February 28, 2015 at 11:43 am
Hi Jim, You’ll do just fine .. with practice. Lettering is exacting work and needs lots of practice. Pye’s method is certainly a useful one for Roman Caps and the size you’re working at is very manageable. (Yes, I have that book too. Scarce and too expensive!) Lettercarving gets harder and more exacting as the letters get smaller.
Pye is very precise in his approach, wanting perfectly fitting gouges and seeming to insist on making only one cut. No “sneaking up” or paring.
On the other hand, Mary May takes a more pragmatic approach of using gouges that are “near fits” and finessing them to do the work even if it means multiple cuts.

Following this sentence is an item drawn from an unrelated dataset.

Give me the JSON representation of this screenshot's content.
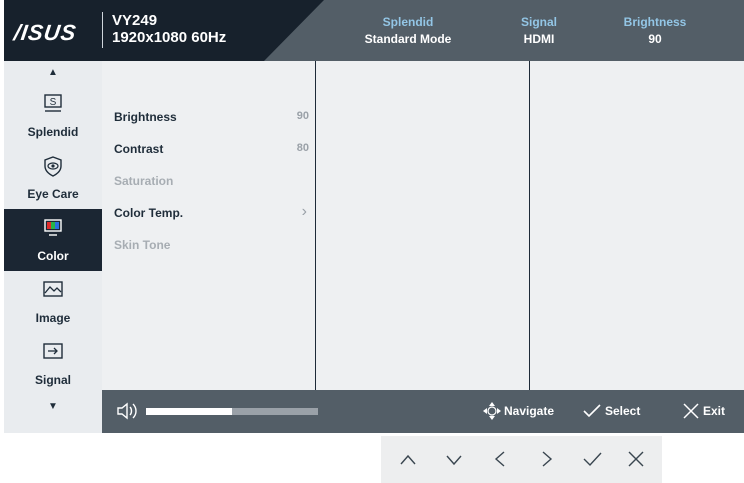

Mary has an online carving school “Mary Mays School of Traditional Woodcarving.” She’s a classical carver who has been teaching many years. See her class schedule. She has been posting lessons online for about 3 years now. There’quite a collection. The site is a membership site that costs $9.99 a month, but also has a Free entry membership that includes about 15 beginner’s lessons.
She has a few lettercarving lessons online, but doesn’t teach lettercarving as a classroom subject due to low demand. Those lessons are on the premium part of the site, but are also available for individual purchase at this page for $19.99.
How do I know all this? I’m one of Mary’s delighted students, and I also manage her web sites.
Best wishes for the tool storage project! Let me know when it’s done; I’d like to see pictures.
February 28, 2015 at 1:37 pm
Thanks Bob. I may renew my membership on Mary’s school site. It makes more sense now that my time and interest in carving is better. I can relate to the different approaches carvers can take also. Mary’s carving is top notch and I’ve enjoyed her videos. I’ll definitely send a picture when I complete the letter carving project. I’ll check Mary’s teaching schedule too.
Blessings on your projects, Jim
Your email address will not be published. Required fields are marked *